Microsoft CEO Plays Down Google Threat
Microsoft Chief Executive Steve Ballmer, in Tokyo to launch new Windows Live services, played down the threat of Google on Thursday, denying the rival was ahead in any way but in online searches.
"Google is not ahead of us," he told reporters at a Tokyo hotel. "In the area of search specifically, Google would lead."
Microsoft Corp. on Thursday began offering its Windows Live programming package for e-mail, instant messaging, blogging and photo-sharing in Japan. The product was announced in the U.S. Tuesday.
On Monday, Google Inc., which already offers similar services online for personal computers, said it will offer a new free software package for mobile devices called Android, scheduled to hit the market during the second half of next year.
Google is offering its technology to handset manufacturers so consumers will be able to use Google's search engine, e-mail and maps on mobile devices as easily as on personal computers.
Ballmer said it was difficult to comment on Google's mobile plans because they were still "just words on paper" that had yet to begin.
Ballmer expressed hopes for Microsoft's business in Japan, noting that Japanese consumers were ahead of the rest of the world in accessing the Internet on cell phones because of the popularity of the "i-mode" Net-linking mobile service that NTT DoCoMo launched in February 1999.
But Ballmer acknowledged Microsoft expects to continue to lose money in its global online business for some time. Although online advertising revenue is growing, Microsoft is still "in an investment mode" in online businesses, he said.

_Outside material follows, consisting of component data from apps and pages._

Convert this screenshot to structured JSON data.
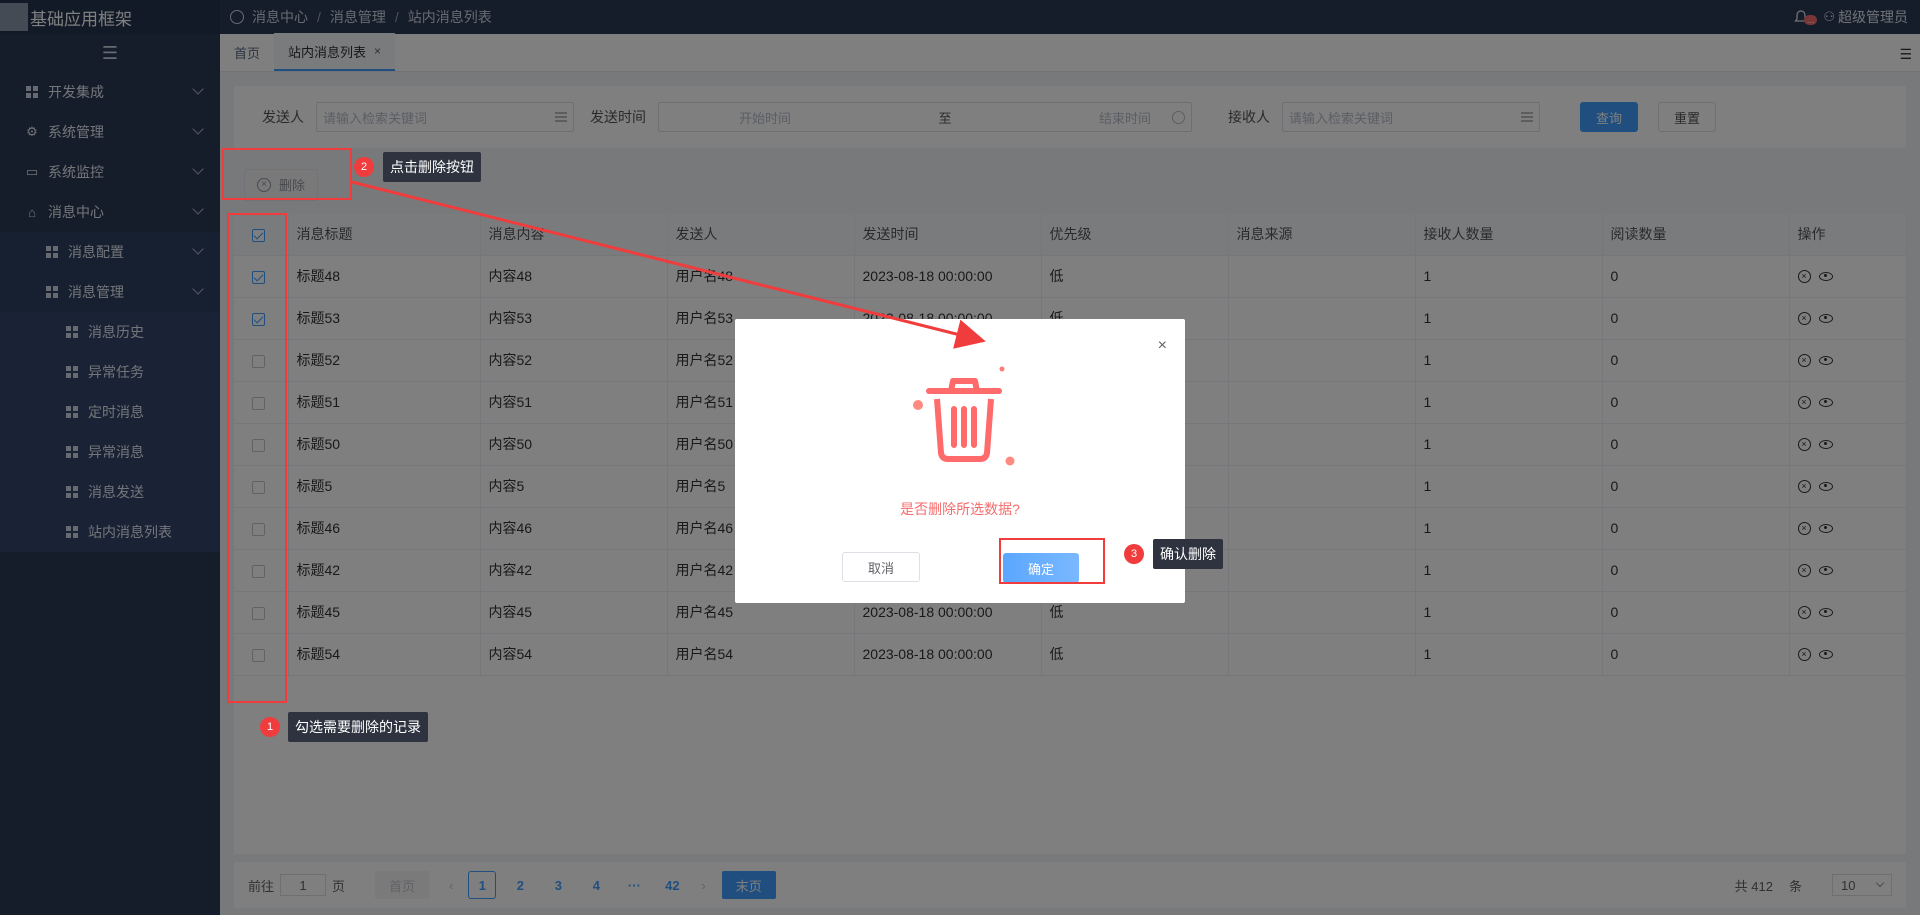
{
  "app": {
    "title": "基础应用框架"
  },
  "sidebar": {
    "items": [
      {
        "label": "开发集成"
      },
      {
        "label": "系统管理"
      },
      {
        "label": "系统监控"
      },
      {
        "label": "消息中心"
      }
    ],
    "sub": [
      {
        "label": "消息配置"
      },
      {
        "label": "消息管理"
      }
    ],
    "sub3": [
      {
        "label": "消息历史"
      },
      {
        "label": "异常任务"
      },
      {
        "label": "定时消息"
      },
      {
        "label": "异常消息"
      },
      {
        "label": "消息发送"
      },
      {
        "label": "站内消息列表"
      }
    ]
  },
  "header": {
    "breadcrumb": [
      "消息中心",
      "消息管理",
      "站内消息列表"
    ],
    "notification_badge": "...",
    "user": "超级管理员"
  },
  "tabs": [
    {
      "label": "首页"
    },
    {
      "label": "站内消息列表",
      "close": "×"
    }
  ],
  "filter": {
    "sender_label": "发送人",
    "sender_placeholder": "请输入检索关键词",
    "time_label": "发送时间",
    "start_placeholder": "开始时间",
    "to": "至",
    "end_placeholder": "结束时间",
    "receiver_label": "接收人",
    "receiver_placeholder": "请输入检索关键词",
    "query": "查询",
    "reset": "重置"
  },
  "toolbar": {
    "delete": "删除"
  },
  "table": {
    "columns": [
      "消息标题",
      "消息内容",
      "发送人",
      "发送时间",
      "优先级",
      "消息来源",
      "接收人数量",
      "阅读数量",
      "操作"
    ],
    "rows": [
      {
        "checked": true,
        "title": "标题48",
        "content": "内容48",
        "sender": "用户名48",
        "time": "2023-08-18 00:00:00",
        "priority": "低",
        "source": "",
        "receivers": "1",
        "reads": "0"
      },
      {
        "checked": true,
        "title": "标题53",
        "content": "内容53",
        "sender": "用户名53",
        "time": "2023-08-18 00:00:00",
        "priority": "低",
        "source": "",
        "receivers": "1",
        "reads": "0"
      },
      {
        "checked": false,
        "title": "标题52",
        "content": "内容52",
        "sender": "用户名52",
        "time": "",
        "priority": "",
        "source": "",
        "receivers": "1",
        "reads": "0"
      },
      {
        "checked": false,
        "title": "标题51",
        "content": "内容51",
        "sender": "用户名51",
        "time": "",
        "priority": "",
        "source": "",
        "receivers": "1",
        "reads": "0"
      },
      {
        "checked": false,
        "title": "标题50",
        "content": "内容50",
        "sender": "用户名50",
        "time": "",
        "priority": "",
        "source": "",
        "receivers": "1",
        "reads": "0"
      },
      {
        "checked": false,
        "title": "标题5",
        "content": "内容5",
        "sender": "用户名5",
        "time": "",
        "priority": "",
        "source": "",
        "receivers": "1",
        "reads": "0"
      },
      {
        "checked": false,
        "title": "标题46",
        "content": "内容46",
        "sender": "用户名46",
        "time": "",
        "priority": "",
        "source": "",
        "receivers": "1",
        "reads": "0"
      },
      {
        "checked": false,
        "title": "标题42",
        "content": "内容42",
        "sender": "用户名42",
        "time": "",
        "priority": "",
        "source": "",
        "receivers": "1",
        "reads": "0"
      },
      {
        "checked": false,
        "title": "标题45",
        "content": "内容45",
        "sender": "用户名45",
        "time": "2023-08-18 00:00:00",
        "priority": "低",
        "source": "",
        "receivers": "1",
        "reads": "0"
      },
      {
        "checked": false,
        "title": "标题54",
        "content": "内容54",
        "sender": "用户名54",
        "time": "2023-08-18 00:00:00",
        "priority": "低",
        "source": "",
        "receivers": "1",
        "reads": "0"
      }
    ]
  },
  "pagination": {
    "goto": "前往",
    "page_value": "1",
    "page_unit": "页",
    "first": "首页",
    "pages": [
      "1",
      "2",
      "3",
      "4",
      "···",
      "42"
    ],
    "last": "末页",
    "total": "共 412",
    "total_unit": "条",
    "page_size": "10"
  },
  "dialog": {
    "message": "是否删除所选数据?",
    "cancel": "取消",
    "confirm": "确定",
    "close": "×"
  },
  "annotations": [
    {
      "num": "1",
      "text": "勾选需要删除的记录"
    },
    {
      "num": "2",
      "text": "点击删除按钮"
    },
    {
      "num": "3",
      "text": "确认删除"
    }
  ],
  "colors": {
    "accent": "#409eff",
    "danger": "#f56c6c",
    "annotation": "#f03c3c",
    "sidebar": "#2b3b55"
  }
}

A Microsoft Japan official demonstrated some Windows Live features, including how 20 digital photos of a waterfall taken from various angles could be edited into a seamless panoramic photo, and then uploaded on a blog -- all for free.
More than a dozen Japanese companies have signed on as partners for Windows Live, including top telecommunications company Nippon Telegraph and Telephone Corp., mobile and Internet services company Softbank Corp. and electronics maker NEC Corp., according to Redmond, Wash.-based Microsoft.